#### Goal of the exercise:
In the records below, print each line exactly and leave every image out.

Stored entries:

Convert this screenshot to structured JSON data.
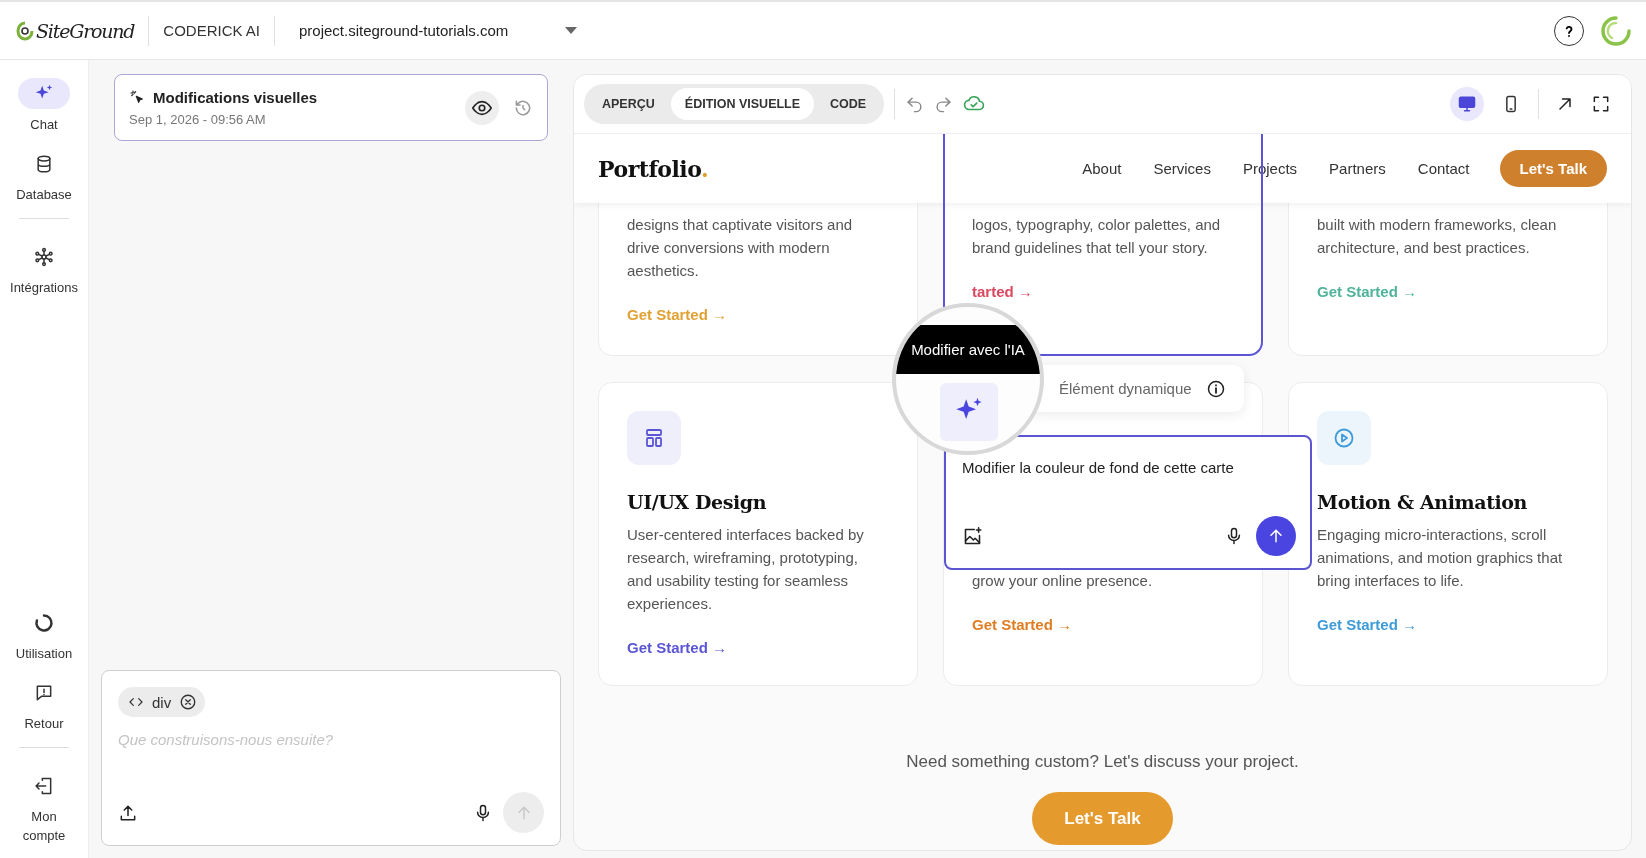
{
  "topbar": {
    "logo": "SiteGround",
    "product": "CODERICK AI",
    "project": "project.siteground-tutorials.com"
  },
  "sidebar": {
    "top": [
      {
        "label": "Chat",
        "selected": true
      },
      {
        "label": "Database",
        "selected": false
      },
      {
        "label": "Intégrations",
        "selected": false
      }
    ],
    "bottom": [
      {
        "label": "Utilisation",
        "selected": false
      },
      {
        "label": "Retour",
        "selected": false
      },
      {
        "label": "Mon compte",
        "selected": false
      }
    ]
  },
  "history": {
    "title": "Modifications visuelles",
    "date": "Sep 1, 2026 - 09:56 AM"
  },
  "composer": {
    "chip": "div",
    "placeholder": "Que construisons-nous ensuite?"
  },
  "preview": {
    "tabs": [
      {
        "label": "APERÇU",
        "selected": false
      },
      {
        "label": "ÉDITION VISUELLE",
        "selected": true
      },
      {
        "label": "CODE",
        "selected": false
      }
    ],
    "devices": [
      {
        "selected": true
      },
      {
        "selected": false
      }
    ]
  },
  "site": {
    "logo": "Portfolio",
    "logo_mark": ".",
    "nav": [
      "About",
      "Services",
      "Projects",
      "Partners",
      "Contact"
    ],
    "cta": "Let's Talk",
    "cards": [
      {
        "description": "designs that captivate visitors and drive conversions with modern aesthetics.",
        "link": "Get Started →",
        "color": "#e0a133",
        "selected": false
      },
      {
        "description": "logos, typography, color palettes, and brand guidelines that tell your story.",
        "link": "tarted →",
        "color": "#d9485f",
        "selected": true
      },
      {
        "description": "built with modern frameworks, clean architecture, and best practices.",
        "link": "Get Started →",
        "color": "#4fb39b",
        "selected": false
      },
      {
        "title": "UI/UX Design",
        "description": "User-centered interfaces backed by research, wireframing, prototyping, and usability testing for seamless experiences.",
        "link": "Get Started →",
        "color": "#5b55d6",
        "selected": false
      },
      {
        "description": "grow your online presence.",
        "link": "Get Started →",
        "color": "#e07d22",
        "selected": false
      },
      {
        "title": "Motion & Animation",
        "description": "Engaging micro-interactions, scroll animations, and motion graphics that bring interfaces to life.",
        "link": "Get Started →",
        "color": "#3d9bd9",
        "selected": false
      }
    ],
    "custom_text": "Need something custom? Let's discuss your project.",
    "custom_button": "Let's Talk"
  },
  "magnifier": {
    "tooltip": "Modifier avec l'IA"
  },
  "element_badge": {
    "label": "Élément dynamique"
  },
  "ai_prompt": {
    "value": "Modifier la couleur de fond de cette carte"
  }
}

#### Answer area:
Convert this screenshot to structured JSON data.
{
  "topbar": {
    "logo": "SiteGround",
    "product": "CODERICK AI",
    "project": "project.siteground-tutorials.com"
  },
  "sidebar": {
    "top": [
      {
        "label": "Chat",
        "selected": true
      },
      {
        "label": "Database",
        "selected": false
      },
      {
        "label": "Intégrations",
        "selected": false
      }
    ],
    "bottom": [
      {
        "label": "Utilisation",
        "selected": false
      },
      {
        "label": "Retour",
        "selected": false
      },
      {
        "label": "Mon compte",
        "selected": false
      }
    ]
  },
  "history": {
    "title": "Modifications visuelles",
    "date": "Sep 1, 2026 - 09:56 AM"
  },
  "composer": {
    "chip": "div",
    "placeholder": "Que construisons-nous ensuite?"
  },
  "preview": {
    "tabs": [
      {
        "label": "APERÇU",
        "selected": false
      },
      {
        "label": "ÉDITION VISUELLE",
        "selected": true
      },
      {
        "label": "CODE",
        "selected": false
      }
    ],
    "devices": [
      {
        "selected": true
      },
      {
        "selected": false
      }
    ]
  },
  "site": {
    "logo": "Portfolio",
    "logo_mark": ".",
    "nav": [
      "About",
      "Services",
      "Projects",
      "Partners",
      "Contact"
    ],
    "cta": "Let's Talk",
    "cards": [
      {
        "description": "designs that captivate visitors and drive conversions with modern aesthetics.",
        "link": "Get Started →",
        "color": "#e0a133",
        "selected": false
      },
      {
        "description": "logos, typography, color palettes, and brand guidelines that tell your story.",
        "link": "tarted →",
        "color": "#d9485f",
        "selected": true
      },
      {
        "description": "built with modern frameworks, clean architecture, and best practices.",
        "link": "Get Started →",
        "color": "#4fb39b",
        "selected": false
      },
      {
        "title": "UI/UX Design",
        "description": "User-centered interfaces backed by research, wireframing, prototyping, and usability testing for seamless experiences.",
        "link": "Get Started →",
        "color": "#5b55d6",
        "selected": false
      },
      {
        "description": "grow your online presence.",
        "link": "Get Started →",
        "color": "#e07d22",
        "selected": false
      },
      {
        "title": "Motion & Animation",
        "description": "Engaging micro-interactions, scroll animations, and motion graphics that bring interfaces to life.",
        "link": "Get Started →",
        "color": "#3d9bd9",
        "selected": false
      }
    ],
    "custom_text": "Need something custom? Let's discuss your project.",
    "custom_button": "Let's Talk"
  },
  "magnifier": {
    "tooltip": "Modifier avec l'IA"
  },
  "element_badge": {
    "label": "Élément dynamique"
  },
  "ai_prompt": {
    "value": "Modifier la couleur de fond de cette carte"
  }
}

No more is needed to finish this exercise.